Eclipse: quickly change perspectives with keyboard shortcuts

Perspectives offer a nice way to quickly adapt Eclipse to the kind of work we are doing; there is a perspective for development, debugging, etc. After using it a while, creating some keyboard-shortcuts helps a lot as well. At the end of this article, we'll have perspective-icons like these:

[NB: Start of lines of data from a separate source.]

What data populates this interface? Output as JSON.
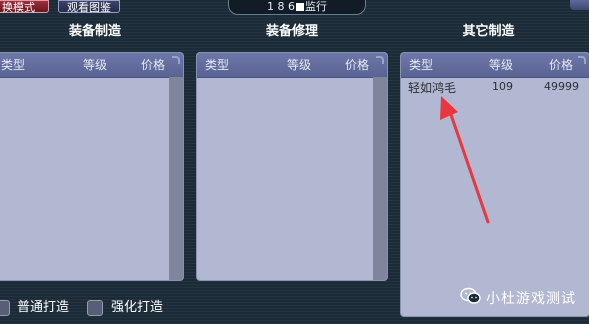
{
  "top_bar": {
    "mode_tab": "换模式",
    "view_tab": "观看图鉴",
    "center_text": "1 8 6",
    "center_text2": "监行"
  },
  "columns": [
    {
      "title": "装备制造",
      "headers": [
        "类型",
        "等级",
        "价格"
      ],
      "rows": []
    },
    {
      "title": "装备修理",
      "headers": [
        "类型",
        "等级",
        "价格"
      ],
      "rows": []
    },
    {
      "title": "其它制造",
      "headers": [
        "类型",
        "等级",
        "价格"
      ],
      "rows": [
        {
          "name": "轻如鸿毛",
          "level": "109",
          "price": "49999"
        }
      ]
    }
  ],
  "options": {
    "normal_craft": "普通打造",
    "enhanced_craft": "强化打造"
  },
  "watermark": {
    "text": "小杜游戏测试",
    "icon": "wechat-icon"
  },
  "annotation": {
    "icon": "red-arrow-icon",
    "color": "#e8383d"
  }
}
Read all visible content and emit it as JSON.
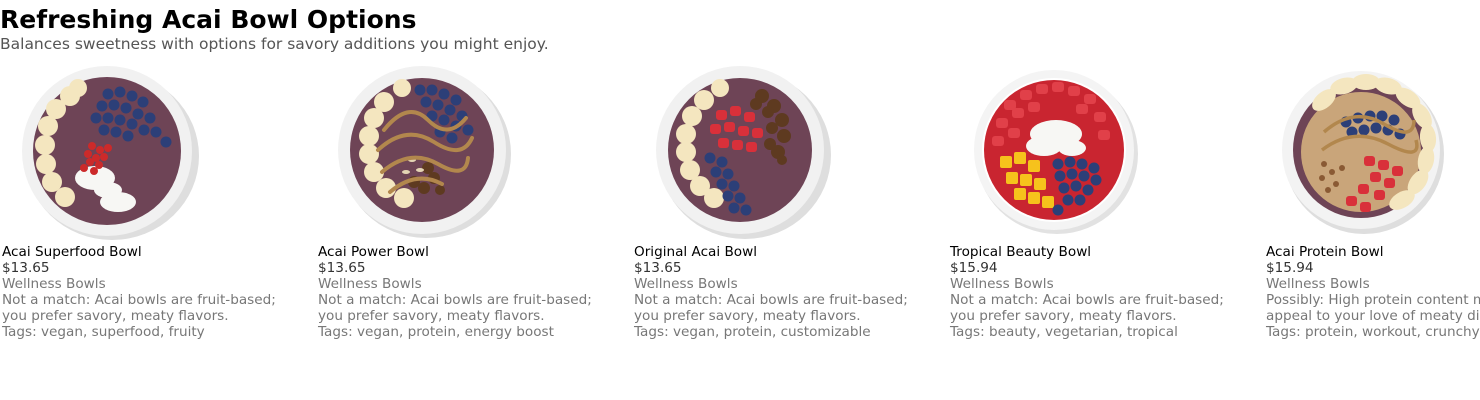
{
  "header": {
    "title": "Refreshing Acai Bowl Options",
    "subtitle": "Balances sweetness with options for savory additions you might enjoy."
  },
  "products": [
    {
      "name": "Acai Superfood Bowl",
      "price": "$13.65",
      "category": "Wellness Bowls",
      "note_line1": "Not a match: Acai bowls are fruit-based;",
      "note_line2": "you prefer savory, meaty flavors.",
      "tags": "Tags: vegan, superfood, fruity",
      "image_icon": "acai-bowl-image"
    },
    {
      "name": "Acai Power Bowl",
      "price": "$13.65",
      "category": "Wellness Bowls",
      "note_line1": "Not a match: Acai bowls are fruit-based;",
      "note_line2": "you prefer savory, meaty flavors.",
      "tags": "Tags: vegan, protein, energy boost",
      "image_icon": "acai-bowl-image"
    },
    {
      "name": "Original Acai Bowl",
      "price": "$13.65",
      "category": "Wellness Bowls",
      "note_line1": "Not a match: Acai bowls are fruit-based;",
      "note_line2": "you prefer savory, meaty flavors.",
      "tags": "Tags: vegan, protein, customizable",
      "image_icon": "acai-bowl-image"
    },
    {
      "name": "Tropical Beauty Bowl",
      "price": "$15.94",
      "category": "Wellness Bowls",
      "note_line1": "Not a match: Acai bowls are fruit-based;",
      "note_line2": "you prefer savory, meaty flavors.",
      "tags": "Tags: beauty, vegetarian, tropical",
      "image_icon": "acai-bowl-image"
    },
    {
      "name": "Acai Protein Bowl",
      "price": "$15.94",
      "category": "Wellness Bowls",
      "note_line1": "Possibly: High protein content might",
      "note_line2": "appeal to your love of meaty dishes.",
      "tags": "Tags: protein, workout, crunchy",
      "image_icon": "acai-bowl-image"
    }
  ],
  "colors": {
    "acai": "#6e4456",
    "bowl": "#f1f1f1",
    "banana": "#f4e6bf",
    "blueberry": "#2c3f78",
    "strawberry": "#d9303a",
    "goji": "#cc2a2a",
    "coconut": "#f7f7f4",
    "granola": "#5e3a20",
    "peanut_butter": "#b2874d",
    "mango": "#f6c21c",
    "almond": "#e4d4b4"
  }
}
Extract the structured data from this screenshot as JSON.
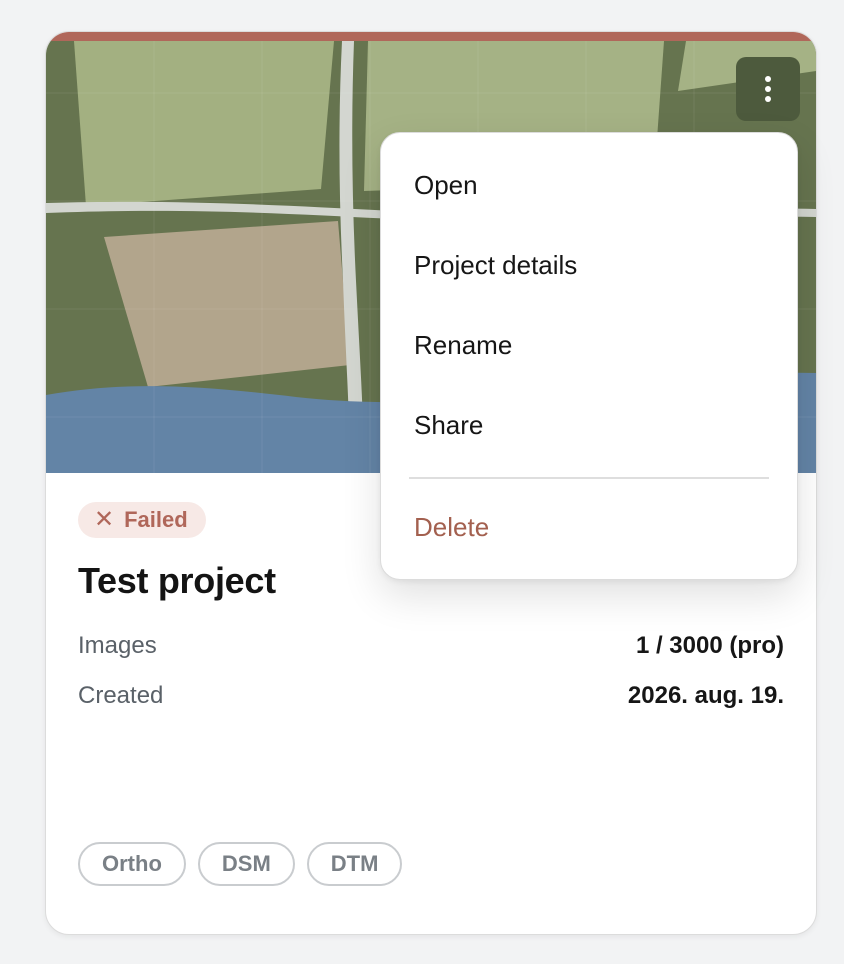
{
  "card": {
    "status_badge": {
      "icon": "x-icon",
      "label": "Failed",
      "color": "#b0675a"
    },
    "title": "Test project",
    "meta": [
      {
        "label": "Images",
        "value": "1 / 3000 (pro)"
      },
      {
        "label": "Created",
        "value": "2026. aug. 19."
      }
    ],
    "chips": [
      "Ortho",
      "DSM",
      "DTM"
    ]
  },
  "menu_button": {
    "icon": "vertical-dots-icon"
  },
  "context_menu": {
    "items": [
      "Open",
      "Project details",
      "Rename",
      "Share"
    ],
    "danger_item": "Delete"
  },
  "colors": {
    "accent_failed": "#b0675a",
    "danger_text": "#a3604f",
    "map_field_dark": "#66744f",
    "map_water": "#6384a6"
  }
}
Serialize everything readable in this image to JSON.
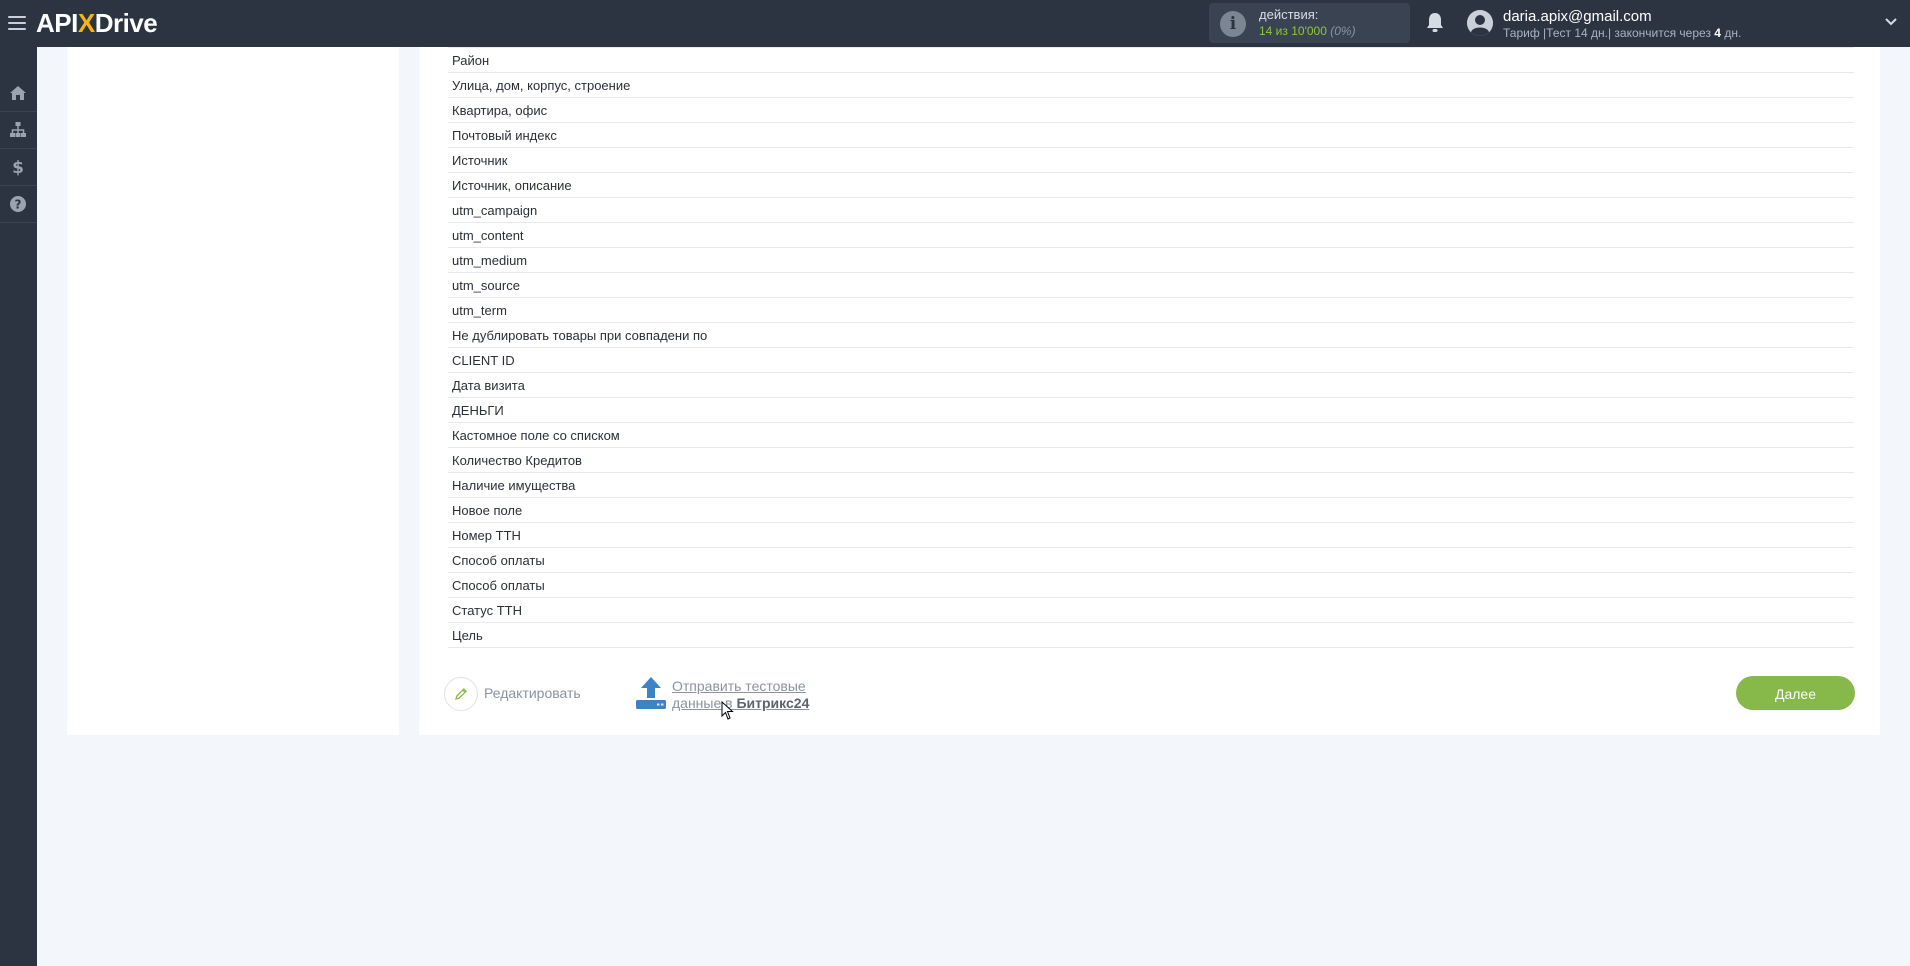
{
  "header": {
    "logo_prefix": "API",
    "logo_x": "X",
    "logo_suffix": "Drive",
    "actions_label": "действия:",
    "actions_used": "14 из 10'000",
    "actions_percent": "(0%)",
    "user_email": "daria.apix@gmail.com",
    "tariff_prefix": "Тариф |Тест 14 дн.| закончится через",
    "tariff_days": "4",
    "tariff_suffix": "дн."
  },
  "fields": [
    "Район",
    "Улица, дом, корпус, строение",
    "Квартира, офис",
    "Почтовый индекс",
    "Источник",
    "Источник, описание",
    "utm_campaign",
    "utm_content",
    "utm_medium",
    "utm_source",
    "utm_term",
    "Не дублировать товары при совпадени по",
    "CLIENT ID",
    "Дата визита",
    "ДЕНЬГИ",
    "Кастомное поле со списком",
    "Количество Кредитов",
    "Наличие имущества",
    "Новое поле",
    "Номер ТТН",
    "Способ оплаты",
    "Способ оплаты",
    "Статус ТТН",
    "Цель"
  ],
  "footer": {
    "edit_label": "Редактировать",
    "send_line1": "Отправить тестовые",
    "send_line2": "данные в",
    "send_target": "Битрикс24",
    "next_label": "Далее"
  },
  "colors": {
    "topbar": "#2c3441",
    "accent_green": "#86b84a",
    "upload_blue": "#3d83c4"
  },
  "icons": {
    "menu": "burger-menu-icon",
    "info": "info-icon",
    "notifications": "bell-icon",
    "user": "user-avatar-icon",
    "sidebar": [
      "home-icon",
      "sitemap-icon",
      "dollar-icon",
      "help-icon"
    ],
    "edit": "pencil-icon",
    "send": "upload-icon"
  }
}
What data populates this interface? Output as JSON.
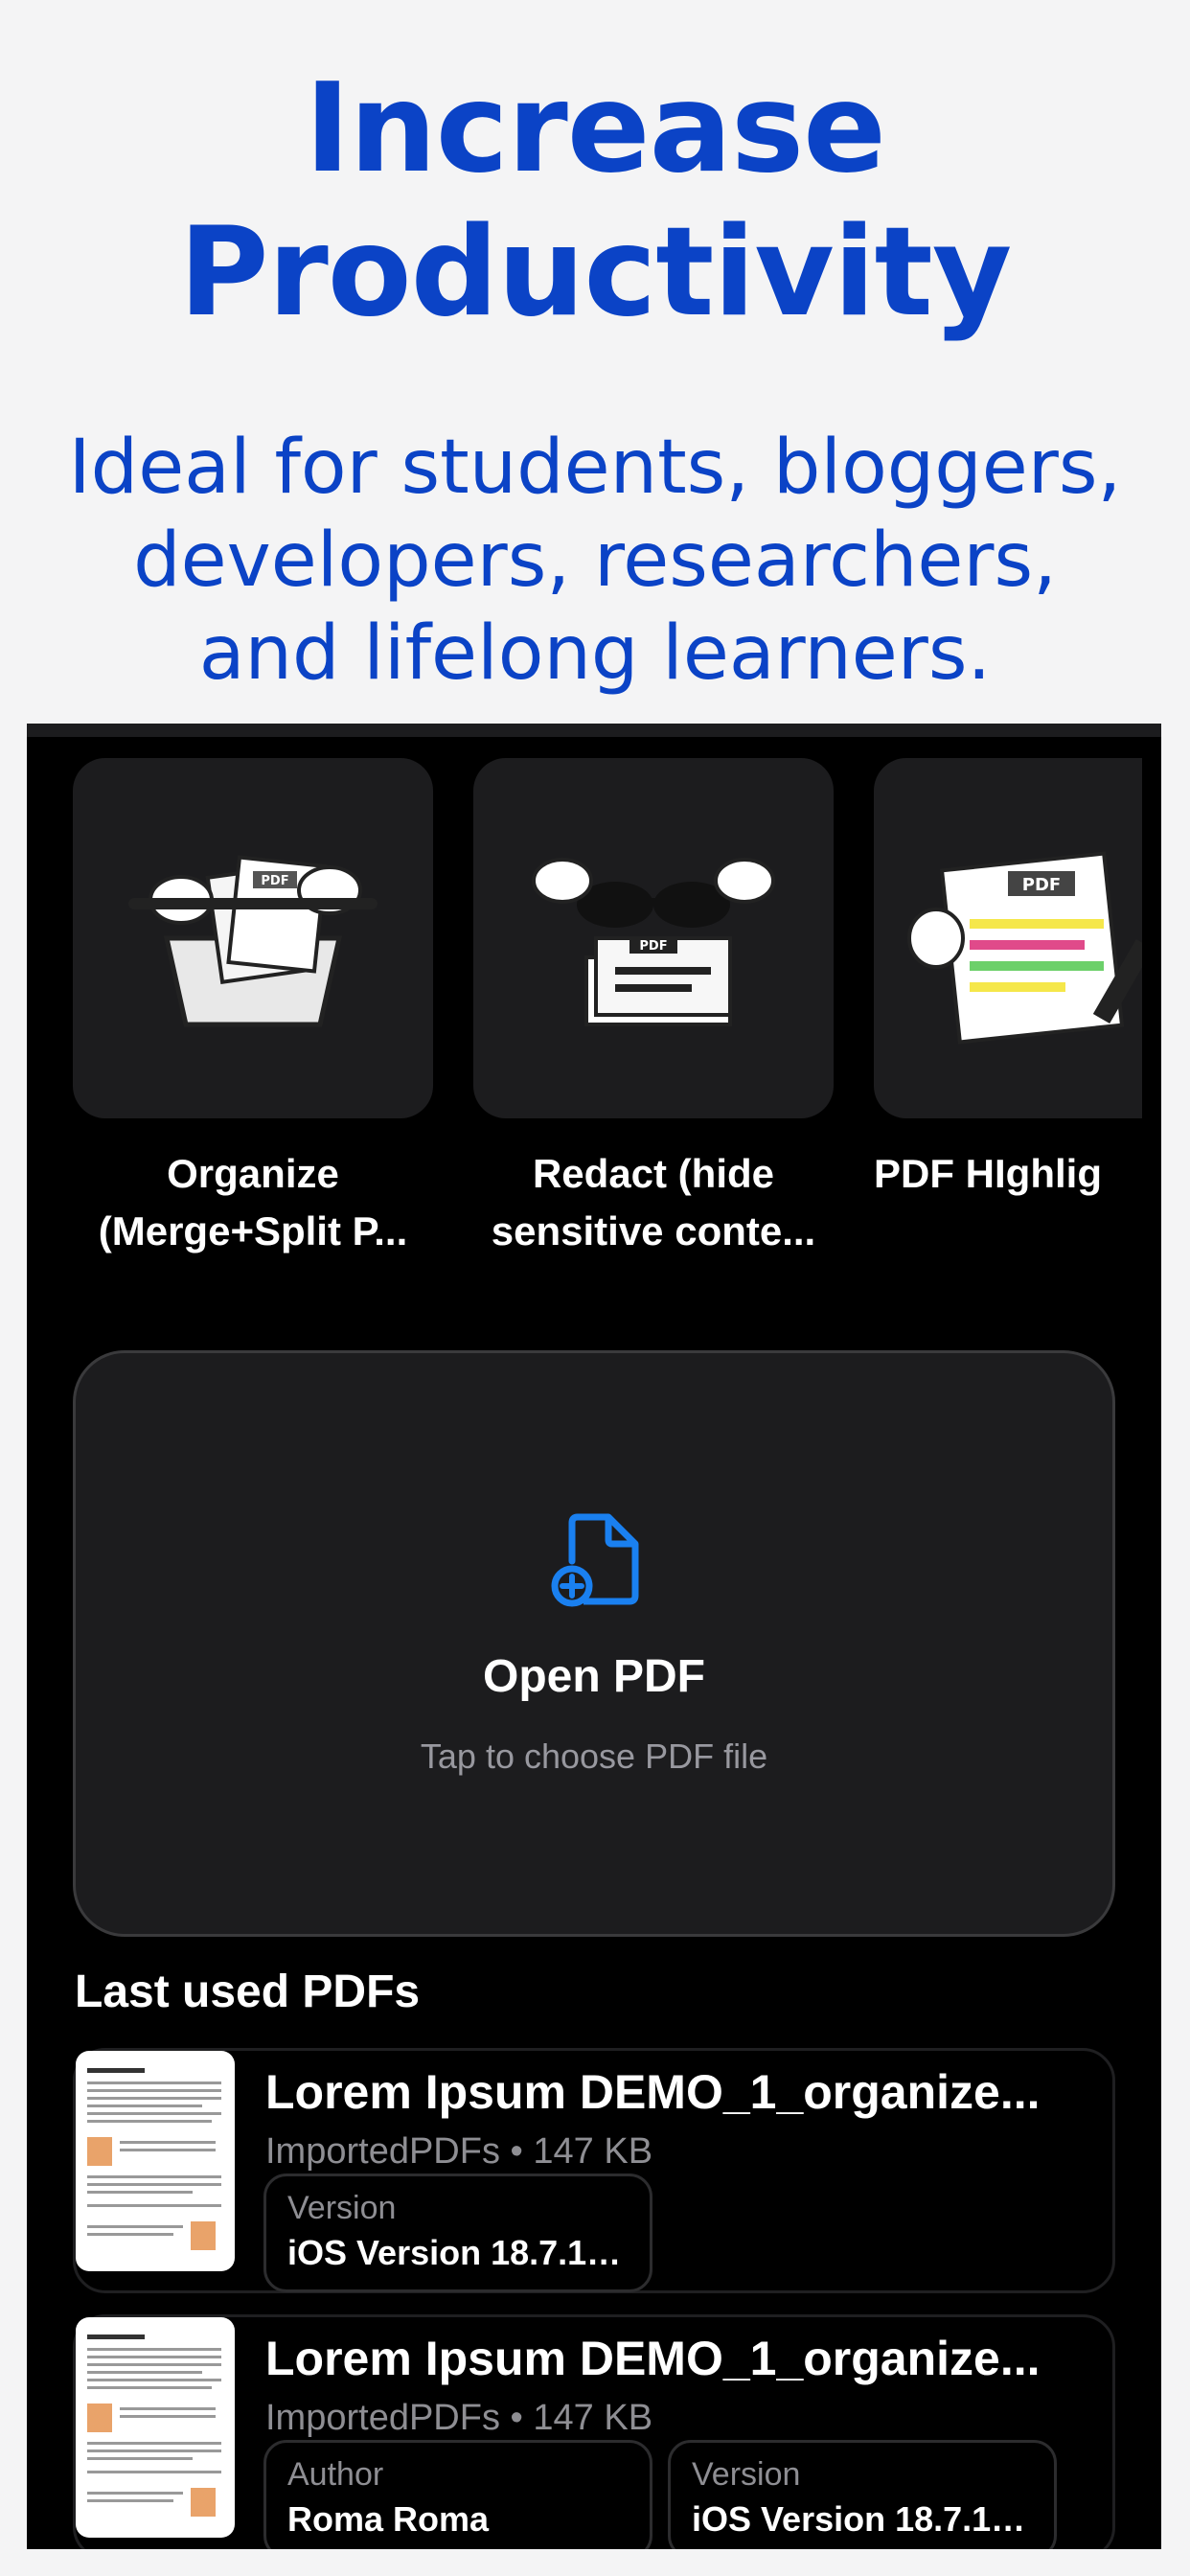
{
  "hero": {
    "headline": "Increase Productivity",
    "subline": "Ideal for students, bloggers, developers, researchers, and lifelong learners."
  },
  "tools": [
    {
      "label": "Organize\n(Merge+Split P...",
      "icon": "pdf-folder-icon"
    },
    {
      "label": "Redact (hide\nsensitive conte...",
      "icon": "pdf-sunglasses-icon"
    },
    {
      "label": "PDF HIghlig",
      "icon": "pdf-highlighter-icon"
    }
  ],
  "open_pdf": {
    "title": "Open PDF",
    "subtitle": "Tap to choose PDF file",
    "icon": "file-add-icon",
    "accent": "#1a80f0"
  },
  "recent": {
    "title": "Last used PDFs",
    "items": [
      {
        "name": "Lorem Ipsum DEMO_1_organize...",
        "folder": "ImportedPDFs",
        "size": "147 KB",
        "chips": [
          {
            "label": "Version",
            "value": "iOS Version 18.7.1 (..."
          }
        ]
      },
      {
        "name": "Lorem Ipsum DEMO_1_organize...",
        "folder": "ImportedPDFs",
        "size": "147 KB",
        "chips": [
          {
            "label": "Author",
            "value": "Roma Roma"
          },
          {
            "label": "Version",
            "value": "iOS Version 18.7.1 (..."
          }
        ]
      }
    ]
  },
  "colors": {
    "headline": "#0b43c6",
    "background": "#f4f4f5",
    "app_bg": "#000000",
    "card": "#1c1c1e"
  }
}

Let's see what the buttons do:
  • JavaEE Perspective (Alt+1)
    • In this perspective the Project Explorer (tree) is displayed on the left, on the right we have the code-editor window and the tool-windows benefiting from a wide display are on the bottom. The icon shows a tree, that's why it makes sense to use this perspective for the one displaying the tree.
    • To open this perspective, select Window->Open Perspective->Other, and select JavaEE. The defaults are almost right, we just have to either close the outline and task list view if we don't use it, or move them to the left (next to the Project Explorer) so that they won't occupy so much space.
    •  To attach it to Alt+1, press Ctrl+Shift+L twice (this is a double-shortcut which on first press shows the available options in a tooltip, on a second press presents us the Preferences->Key window); in type filter text enter java ee; click on Show Perspective (Parameter Java EE) ; click binding, then press the new bind-key Alt+1 and Apply and OK.
  • Java Perspective (Alt+2)
    • This one is very similar to the previous one, except that we don't have the tree displayed, which results in a much wider source-window (for developers fancying long lines...)
    • To open this perspective, select Window->Open Perspective->Other, and select Java (Default). Let's close the Outline / Task List / Spring Explorer view as well as the Package Explorer and Hierarchy view. 
    • Attach the Show Perspective (Parameter: Java) command to Alt+2
    • This results in a very clean interface; we just have to get used to press Alt+1 to switch to the view we declared previously if we need the views we just closed. Just try pressing Alt+1 and Alt+2 repetitively a couple of times; you'll see easy it is to switch. In no time we get used to press Alt+2 when we need a "code-and-tool" like environment and Alt+1 when we want to browse around in the Package Explorer / Ant / etc views.
  • Debug Perspective (Alt+3)
    • The debug-layout really depends on the developer, but the methology is similar. So open this perspective and customize it the way you want.
    • Attach it to Alt+3.
  • Team Synchronizing Perspective (Alt+4)
    • Customize / attach key like earlier.
  • Database Development Perspective (Alt+5)
    • Customize / attach key like earlier.
The last ones are really depending on your development workflow. A typical workflow using these shortcuts can be something like this:
  • Find and Open the needed class or resource:
    • Alt+1 for browsing in Project Explorer
    • Alt+2 and press Ctrl+Shift+R to quickly open the source-file/resource. Here the first couple of characters of the classname should be enough to type - or CaMeL case, e.g. if you want to open DeadLetterChannel, just enter DLC. Neat, huh? And highly addictive...
  • After the modifications are done starting the debugger switches immediately to the Debug Perspective, but if the wide code-view is needed just press Alt+2 (it's a real relief after the very-useful-but-so-crowded Debug perspective); and when you need something from the debugger tool windows, it's very easy to switch back to the Debug  Perspective with Alt+3. Since the usual shortcuts like F5 (step into), F6 (step over) and F7 (step return) work in Java perspective as well, I usually find myself stepping thru the code there, and only when I arrive at the troublesome part, I switch to the Debug Perspective to see the watches, call stacks, etc.
  • When everything is ready, debugged, etc, Alt+4 switches to the Synchronising Perspective to submit the changes to source-control.
  • After a rebuild on the development server, the Database perspective (Alt+5) can be used to interact with the database.
The order of the buttons on the top-right corner depends on the order we opened the perspectives; I usually order them the same way as my keyboard-shortcuts (e.g. the first one is JavaEE because Alt+1 activates it, etc); thus the mouse usage is coherent to the keyboard. The buttons can be easily re-ordered with the mouse by dragging them to their place (Note: the "Show Text" option is turned off on the screenshot on the top of this post)

Comments and opinions are warmly welcome!
How does your developer workflow look like?

Thanks for reading and have a nice day!


  1. checkout this list of shortcuts


  2. thanks for sharing this, helpful to jump from ddms and java perspectives in android.